WASHINGTON — Citing sensitive family needs, Rep. Dennis Cardoza, D-Merced, Calif., has tendered his immediate resignation from the House of Representatives and joined a lobbying firm. The surprisingly timed departure takes effect at midnight Wednesday.
A veteran San Joaquin Valley politician first elected to the House in 2002, the 53-year-old Cardoza will be joining the law-and-lobbying powerhouse Manatt, Phelps and Phillips in its Washington, D.C., office.
Cardoza had previously announced he would not run for reelection. While citing the toxic partisan gridlock on Capitol Hill, he primarily attributed his speeded-up timing to growing burdens on the home front.
“In light of the fact that nothing is going to happen for the rest of the year, and in light of the fact that (my wife) and I are facing increasing parenting challenges, this seemed the right time to make this move,” Cardoza said in an interview Monday.

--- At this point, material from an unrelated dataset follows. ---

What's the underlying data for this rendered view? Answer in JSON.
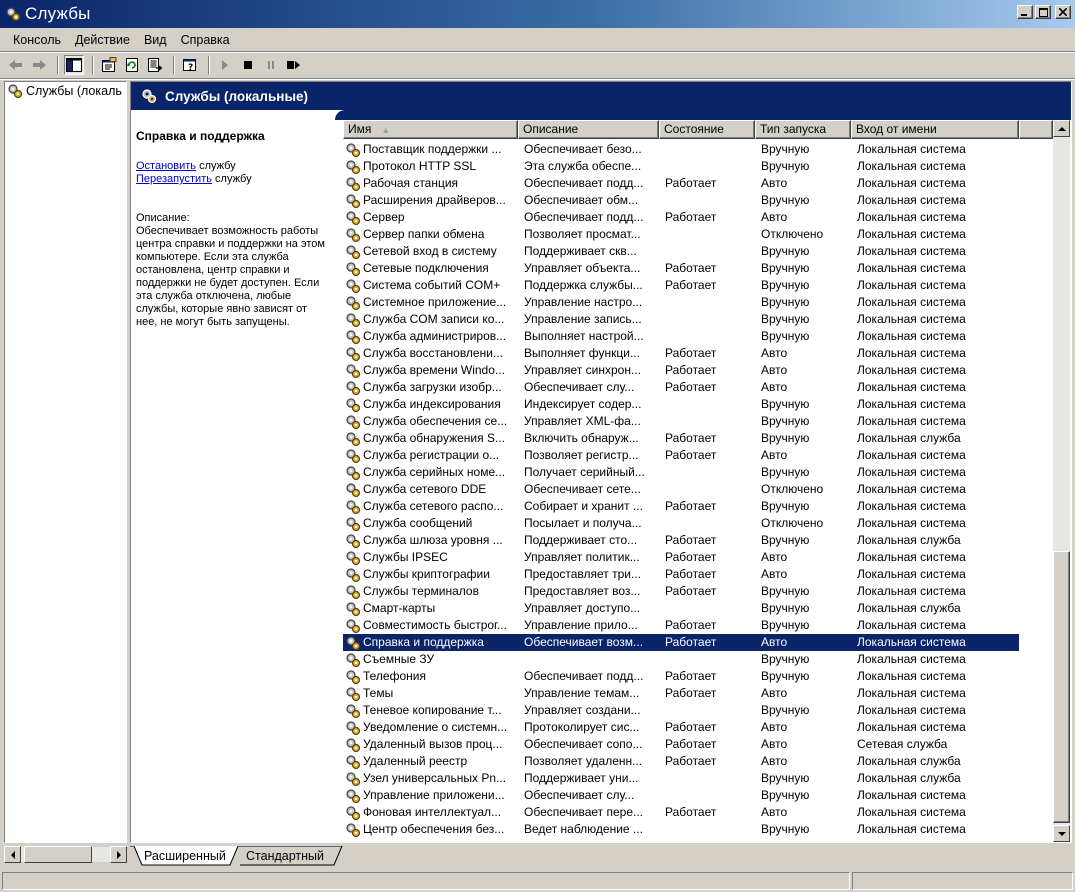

Cardoza and his wife, Kathleen McLoughlin, have three children: a biological daughter and two adopted siblings. The adopted children, a brother and sister originally from Kern County, joined the Cardoza household in 2000 after living in foster homes. They are now teenagers.
Cardoza has previously spoken publicly, in general terms, about the dangers posed to foster-care children exposed at a young age to unstable households and drugs like methamphetamine, and he has won bipartisan praise for legislation he’s introduced to address some of the related problems. He said his children’s privacy rights prevent him from offering more details about their current status.
“My wife and I have been meeting these increasing challenges of parenting,” Cardoza said.
Other lawmakers have made similar choices, drawing attention to the constant tension between keeping a family and enduring the long hours and constant travel required of members of Congress. Last month, similarly citing an unspecified “family health issue,” Kentucky Republican Geoff Davis announced his immediate resignation. Joe Scarborough, now an MSNBC personality, cited his children in 2001 when he resigned five months into his fourth House term.
A senior member of the House Agriculture Committee, and a one-time member of the extended House leadership team, Cardoza said some job feelers were extended to him soon after he announced his retirement plans. He said he did not pursue the opportunities at the time. On Monday, he expressed interest in potentially serving on some corporate boards and in investment banking.
“I’m not leaving my service to the Valley,” Cardoza said. “I’ll just be doing it from a different venue.”
Several hours after news broke of Cardoza’s resignation Tuesday afternoon, the Manatt firm announced he would be joining the company. He is not a lawyer, though he has worked in local, state and federal government for years.
“His expertise with California issues, as well as his deep experience and insight into both federal and state affairs, makes him a terrific resource,” said Jim Bonham, chairman of the firm’s federal government affairs and public policy group.
The Manatt firm, some of whose leaders have long been associated with the Democratic Party, is currently registered to lobby for clients ranging from the City of West Sacramento and Del Monte Foods to the Outdoor Advertising Association of America, among others.
Under current ethics rules, Cardoza will be able to offer strategic and tactical advice immediately, but must refrain from formal lobbying for a year. Cardoza said he signed recusal documents when he began negotiating with the Manatt firm, roughly 10 days ago.
The timing of Cardoza’s resignation means there will be no special election to fill his 18th Congressional District seat, which encompasses parts of San Joaquin, Stanislaus and Merced counties. His office staff will remain, taking care of constituent services but steering clear of political advocacy. Cardoza informed most of his staffers of his resignation plans in an emotional telephone conference call Monday.
His departure leaves House Republicans with a 240-190 majority over Democrats, with five House vacancies; by most political assessments, Republicans are favored to retain control of the House following the November elections.
Cardoza had announced last October he would not run for reelection, after the bipartisan California Citizens Redistricting Commission carved the San Joaquin Valley into new House districts. The redistricting essentially left Cardoza the choice of either retiring or facing off against his longtime friend and ally, Rep. Jim Costa, D-Fresno.
Cardoza entered his political career as a staffer for former state assemblyman and later Congressman Gary Condit. Although their relationship soured when Cardoza challenged a politically weakened Condit in 2002 – the two men haven’t spoken in the past 10 years – Cardoza retained several key Condit staffers and on Monday he offered praise for his onetime mentor.
The House is currently out on summer recess. It’s expected to be in session for only about seven working days in September, and then will adjourn again in October so members can campaign. A lame-duck session will occur between November and January, though with uncertain prospects for finishing any work.